Making Soil From Clay (Miracles Do Happen)

Broccoli seedlings

The end of winter/ beginning of spring is a telling time in the garden because soil is at it’s most saturated.

How goes your soil?

  • If it’s wet (as in fashion a pot from it wet) then you’re still in the building phase, not quite at the cropping phase.
  • If it’s so wet your steps squelch and/or you can see water, then you’re gonna need to put your thinking cap on and find a way to drain that water away. Or perhaps choose higher ground for the vegetable patch. Water displaces air, and air is what we seek.

Claggy clay is a mission to improve, at times a disheartening one. Like a grouchy teen, it’s best left alone when it’s at it’s soggy worst, playing with it in this state only makes it worse. Meantime grow your crops elsewhere in tyres, pots or bales of hay until you’ve created some decent soil.

The bonus of clay is the mineral richness just waiting to be unlocked. Transform it with these three things – air, organic matter and time.

Here’s How

Once the bed’s dried out (no puddles, no sound effects), aerate with a handy dandy forksta (my favourite tool ever) or broadfork or go hundy and double dig. Lightly work in a thin layer of compost and gypsum.
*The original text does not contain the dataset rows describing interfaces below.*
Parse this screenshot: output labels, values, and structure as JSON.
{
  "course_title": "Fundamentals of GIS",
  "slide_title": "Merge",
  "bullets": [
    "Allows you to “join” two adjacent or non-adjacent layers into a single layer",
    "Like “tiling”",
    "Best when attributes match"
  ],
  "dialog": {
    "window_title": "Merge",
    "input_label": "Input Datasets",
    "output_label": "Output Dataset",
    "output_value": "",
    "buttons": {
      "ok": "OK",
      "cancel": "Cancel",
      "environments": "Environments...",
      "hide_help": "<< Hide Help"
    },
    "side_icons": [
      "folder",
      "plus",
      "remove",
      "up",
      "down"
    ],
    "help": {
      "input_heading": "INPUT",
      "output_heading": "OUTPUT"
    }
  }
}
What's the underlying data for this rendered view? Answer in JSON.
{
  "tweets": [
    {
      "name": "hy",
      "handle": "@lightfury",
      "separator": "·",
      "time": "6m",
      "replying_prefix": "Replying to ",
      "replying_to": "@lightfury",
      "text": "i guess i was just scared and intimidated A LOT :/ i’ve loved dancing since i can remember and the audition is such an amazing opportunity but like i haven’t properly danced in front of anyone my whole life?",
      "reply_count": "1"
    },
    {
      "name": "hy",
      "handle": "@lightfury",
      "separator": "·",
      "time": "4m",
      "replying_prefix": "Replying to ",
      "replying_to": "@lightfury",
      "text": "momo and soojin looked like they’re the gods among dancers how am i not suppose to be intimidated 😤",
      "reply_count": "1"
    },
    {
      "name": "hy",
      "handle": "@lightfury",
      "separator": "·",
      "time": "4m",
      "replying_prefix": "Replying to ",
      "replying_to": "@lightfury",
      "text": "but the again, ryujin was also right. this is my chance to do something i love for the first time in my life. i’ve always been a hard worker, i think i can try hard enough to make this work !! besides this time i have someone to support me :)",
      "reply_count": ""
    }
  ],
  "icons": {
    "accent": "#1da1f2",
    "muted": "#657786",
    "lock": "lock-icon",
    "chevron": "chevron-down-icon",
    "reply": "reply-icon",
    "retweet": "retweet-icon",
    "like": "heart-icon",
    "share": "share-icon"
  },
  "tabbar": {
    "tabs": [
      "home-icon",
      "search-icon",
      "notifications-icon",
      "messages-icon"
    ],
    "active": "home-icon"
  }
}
Then sow a pea/ oat or lupin greencrop.  Chop the lupin down just as it gears up to flower.

This is the beginning of great things – not the end of the road.”How long is this road?,” you are going to ask me (I know you so well!). This depends on so many things (yes, you know me too!) – the type of clay you got going on, what’s beneath that clay, and how attentive you are.

yummy soil

It can seem endless this transformation, but have patience. If your soil is still heavy and barren after the first greencrop, hold off on the cropping and do one or other of these things

  • Go another round with your forksta and a different greencrop.
  • Trench your foodscraps up the middle of the bed and pile mulch on top, leave it.
  • EM is awesome! Get a microbal tribe on your side
  • Build a row of compost piles on top of your bed.

Soon you’ll see a change in colour and an increase in earthworms, you’ll feel a loosening of the texture, smell a sweeter smell and for the brave, the soil will loose it’s tangy taste.

Take heart and keep on keepin’ on. Loam wasn’t built in a day!


  1. Absolutely loved this post Kath, thanks heaps! I’m not sure if I’m brave enough to taste soil yet but I’m tempted after your post!

    • Go on Sophie! You can do it! Just a little on the end of your tongue – don’t gulp it back, just taste it and spit it out. It’s amazing how good (oh lord am really putting myself out there now) good healthy soil tastes (the opposite is true as well :)) A bit of parsley afterwards is the thing…..

  2. After learning to garden on sand, I bought a property with compacted clay on the flat. What a different world that is. I have found double-digging transformative. I know it’s out of fashion and no-till is the mantra with many/most permies and organic types but I saw with my own eyes the incredible soil structure Jodi Roebuck had developed on clay soils in Taranaki. He’s trained extensively in the GROW Biointensive method with John Jeavons. I applied what I learnt in establishing my own garden beds (along with gypsum and Environmental Fertilisers inputs) and the difference is amazing. It’s squelching down there at present after sustained rain and I’m keeping off the lawns as much as possible. But I know those beds are better drained than the lawn around them. I have made mistakes — the first double digging was done too early in spring and before the soil had dried out enough. I’ve learnt my lesson and am learning patience — the soil is to be worked when IT is ready, not when I want to. Three years in, I’m encouraged. I know there are other methods that work; the use of deep rooted cover crops you’ve described sound like a good alternative, one that involves less sweat. Anyway, thank you for more good advice Kath and I just want to encourage anyone else reading this: clay comes good. And I’d choose it over sand any day.

    • Thanks so much Rachel for taking the time to share your tale of encouragement! Gardeners on clay can’t have too much of it. Double digging (thanks for bringing it into the conversation) is indeed the business when it comes to transforming clay (is it really considered old fashioned? I’m hoping it’s the other way round …. no dig = old fashioned, opening soil = high fashion.) Those of you who’s ears perked up at the mention of double digging do check out Jodi Roebuck/ John Jeavons.
      I love and adore my broadfork and the wonderful work it does opening my soil, grateful too that it allows me an out from the big work of double digging. Oh lord that sounds lazy :)!! Were I truly committed I’d use both, I know. As you so rightly say – many roads lead to Rome, and because the gifts of edible gardening go beyond the good food, it’s so important to do it the way you love, don’t you think.
      all the best Kath